Last November, the New York Times ran three front page stories and a follow-up editorial criticizing big business for “forcing” consumers and employees to arbitrate disputes in forums that are stacked against them.
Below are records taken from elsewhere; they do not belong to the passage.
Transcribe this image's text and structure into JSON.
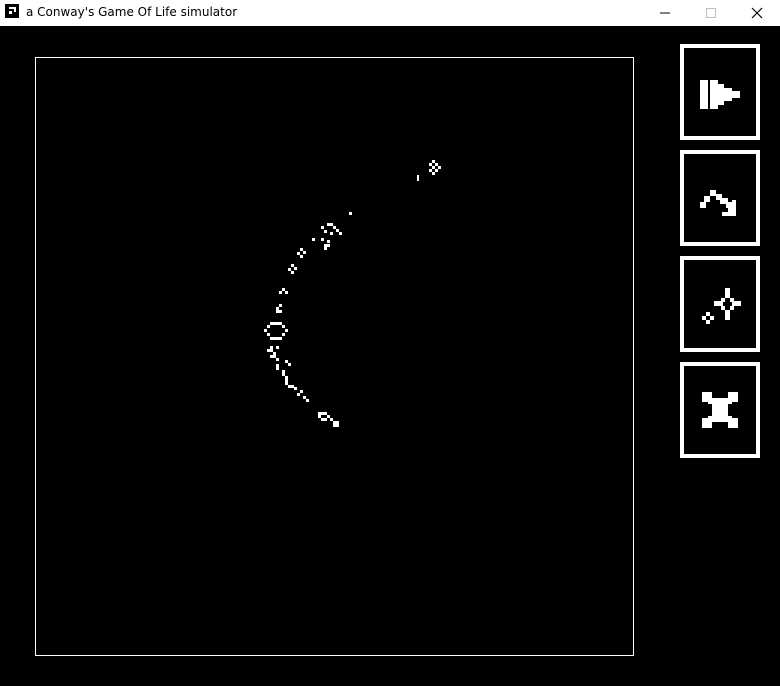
{
  "window": {
    "title": "a Conway's Game Of Life simulator",
    "icon": "app-icon",
    "controls": [
      "minimize-icon",
      "maximize-icon",
      "close-icon"
    ]
  },
  "toolbar": {
    "buttons": [
      {
        "name": "play-step-button",
        "icon": "play-icon"
      },
      {
        "name": "step-button",
        "icon": "step-arrow-icon"
      },
      {
        "name": "randomize-button",
        "icon": "sparkle-icon"
      },
      {
        "name": "clear-button",
        "icon": "clear-x-icon"
      }
    ]
  },
  "colors": {
    "background": "#000000",
    "cells": "#ffffff",
    "titlebar": "#ffffff"
  }
}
In his February 8, 2016 piece for the New York Law Journal, Neal M. Eiseman writes that, as a result of this attention, legislation may be enacted that will take away the many benefits arbitration offers to businesses who routinely select it as their preferred way to resolve their disputes as between themselves.
There is now proposed legislation in the New York State Legislature to amend CPLR §75 (i) to require the New York State Attorney General to become involved in all arbitrations; (ii) to require an arbitrator’s award to include findings of fact and conclusions of law; and (iii) to add a new statutory ground permitting the courts to vacate arbitration awards when the arbitrator evidences a “manifest disregard of the law.”
Eiseman’s piece warns that unless the Legislature’s efforts to protect consumers and employees are limited in scope, it will a devastating effect on “business to business” arbitrations.
Read Eiseman’s full piece, available here.